Top seed Novak Djokovic feared his Wimbledon campaign was over when he crashed to the Centre Court grass and hurt his shoulder in his third round victory over Gilles Simon on Friday.
The 2011 champion grimaced as searing pain shot through his left arm after making a diving attempt to reach a Simon drive in the sixth game of the third set.
The 27-year-old required an immediate medical timeout and swallowed a painkiller before gathering his composure to complete a 6-4, 6-2, 6-4 win, his seventh successive victory over the Frenchman.
"I tried to land on my left arm. I basically had a strong impact on the shoulder. When I stood up, I felt that click or pop. I feared maybe it might be a dislocated shoulder or something like that, or joint problem," said the Serb.
"But luckily for me it was only an impact that had a minor effect on the joint and the muscles around, but no significant damage that can cause a bigger problem.
"I just came from the doctor's office, did an ultrasound. It's all looking good. They said the joint is not damaged, which is the most important thing."
Djokovic, who next faces French 14th seed Jo-Wilfried Tsonga for a place in the quarter-finals, joked that he would have to take lessons in successful diving from coach Boris Becker, who perfected the art of the diving volley during his push to three Wimbledon titles.

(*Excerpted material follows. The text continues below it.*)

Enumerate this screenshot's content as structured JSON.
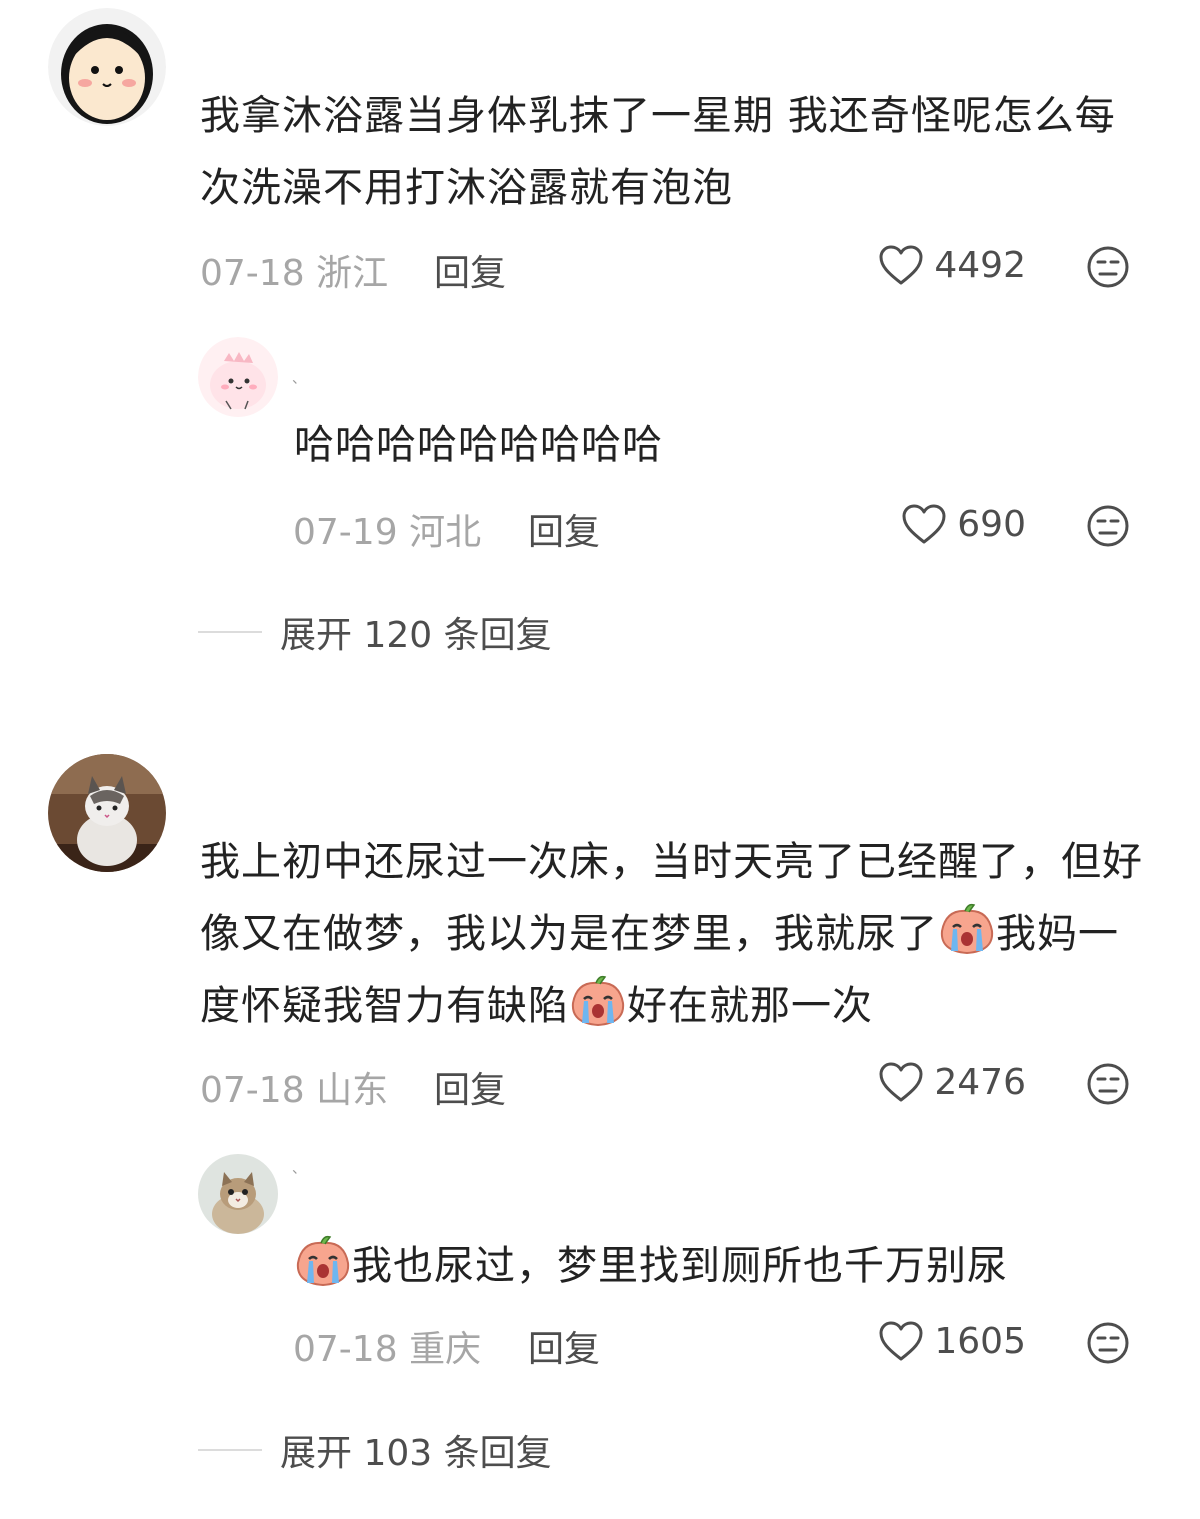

"It was obviously a scary fall. I talked with Boris. We obviously need to work on my diving volleys, learning how to fall down on the court. I'm not very skillful in that."
Djokovic said that despite the fall, he was satisfied with his performance as he reached the fourth round at the All England Club for the eighth time.
"In the important moments I played well and came up with the right selection of shots, even though I dropped a couple of service games. Now there are two days off so I'm going to recover and get ready," he added.
Djokovic has won 10 of his 11 meetings with the big-serving Tsonga, including in the 2011 Wimbledon semi-finals and the quarter-finals at the 2012 Olympic Games, which were staged at the All England Club.
But the Serb knows the flamboyant Tsonga, twice a Wimbledon semi-finalist, is a dangerous opponent on grass.
"It's obvious that as the tournament progresses you are going to encounter players with a higher ranking that can make an impact at this stage," Djokovic added.
"He is a great grasscourt player and has won against some good players at Wimbledon.
"He loves the energy of the stadium. I remember my matches against him in the 2011 semi-finals here and the Olympic Games."